Magazine rack concept defies common sense with intersecting tubes to hold your books

We’ve seen an almost endless train of design ideas for furniture, ranging from shelves to chairs to tables. The latter even come in different types, functioning as dining tables, work desks, or anything in between. Although table designs can vary greatly, the one thing that they all have in common is a solid and whole surface to place things on top of them. This is true for almost any piece of furniture as well since there always needs to be a flat surface to hold things or bodies. That’s the kind of standard design that this magazine rack and side table in one throws out the window, utilizing two intersecting groups of tubes to hold up books and magazines in an almost illusion-like manner.

Designer: Deniz Aktay

Although we rely on them critically, it’s almost too easy to trick our brains and our eyes with optical illusions and crafty designs. Logic would tell us that slipping a book into a slot like a grill would let the book fall without something to stop it. That “something,” however, doesn’t need to be the ground or a flat surface, just like what this Interspace magazine rack design concept tries to demonstrate.

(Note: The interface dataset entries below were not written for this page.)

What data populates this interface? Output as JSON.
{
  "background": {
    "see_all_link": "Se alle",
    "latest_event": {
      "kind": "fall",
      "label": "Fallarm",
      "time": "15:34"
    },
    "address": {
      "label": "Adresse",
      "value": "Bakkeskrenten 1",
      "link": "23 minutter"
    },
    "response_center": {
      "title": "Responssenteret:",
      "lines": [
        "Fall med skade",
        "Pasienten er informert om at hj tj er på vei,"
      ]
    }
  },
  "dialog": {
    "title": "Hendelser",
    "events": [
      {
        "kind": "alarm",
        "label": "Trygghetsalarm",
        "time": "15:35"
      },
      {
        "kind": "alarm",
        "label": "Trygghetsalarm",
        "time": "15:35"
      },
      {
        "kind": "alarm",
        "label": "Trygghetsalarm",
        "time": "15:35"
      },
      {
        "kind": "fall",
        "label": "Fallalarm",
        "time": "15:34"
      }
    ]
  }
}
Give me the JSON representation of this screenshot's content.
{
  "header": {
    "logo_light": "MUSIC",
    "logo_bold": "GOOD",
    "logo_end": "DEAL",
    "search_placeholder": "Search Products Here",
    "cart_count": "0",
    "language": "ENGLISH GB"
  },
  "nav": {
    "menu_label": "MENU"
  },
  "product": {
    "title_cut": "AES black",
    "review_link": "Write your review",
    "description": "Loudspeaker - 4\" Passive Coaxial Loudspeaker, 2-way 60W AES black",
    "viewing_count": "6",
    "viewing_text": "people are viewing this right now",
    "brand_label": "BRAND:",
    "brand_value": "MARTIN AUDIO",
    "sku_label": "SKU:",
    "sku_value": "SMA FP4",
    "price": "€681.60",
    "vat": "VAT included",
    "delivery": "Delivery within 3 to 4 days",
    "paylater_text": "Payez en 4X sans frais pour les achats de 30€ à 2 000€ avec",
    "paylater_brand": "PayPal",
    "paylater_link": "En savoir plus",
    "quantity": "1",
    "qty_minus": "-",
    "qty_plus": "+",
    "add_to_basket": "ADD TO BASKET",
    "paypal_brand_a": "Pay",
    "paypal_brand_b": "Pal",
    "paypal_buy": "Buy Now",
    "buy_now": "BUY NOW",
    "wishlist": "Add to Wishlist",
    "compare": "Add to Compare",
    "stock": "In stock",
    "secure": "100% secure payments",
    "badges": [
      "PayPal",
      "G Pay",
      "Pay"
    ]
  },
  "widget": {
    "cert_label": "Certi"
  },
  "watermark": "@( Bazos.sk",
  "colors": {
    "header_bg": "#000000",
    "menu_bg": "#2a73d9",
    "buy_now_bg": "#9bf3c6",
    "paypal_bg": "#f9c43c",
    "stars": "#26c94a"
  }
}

The rather confusing piece of furniture is actually made of two groups, both of them a row of steel tubes bent to form a loop. Normally, if you put anything in the space between tubes, it would fall down to the opposite side. The trick that Interspace uses is to connect the two groups perpendicularly to each other while also leaving a small gap in the middle where the bottom of one extends beyond the top of the other or vice-versa.

This creates a sort of natural “stopper” for anything that goes in between the gap since the intersecting tubes below it serve as the “floor” for the item. This works whether inserting the book from the top or from the side. The empty areas formed at the top and bottom of the structure also become spaces for reading materials that might be too thick for the grill. Because of the intersecting design of the tubes, arranging books can become almost like a puzzle, where you decide the best place for them in between the gaps.

The curious form of steel tubes intersecting with one another also creates a rather curious visual, almost to the point that it could confuse the eyes because of the play of form, light, and shadows. The top surface of the rack can also serve as a side table, admittedly for larger objects that don’t risk falling into the gaps. You could, theoretically, also put your drink on top, though it’s probably best to have some tray in between for good measure.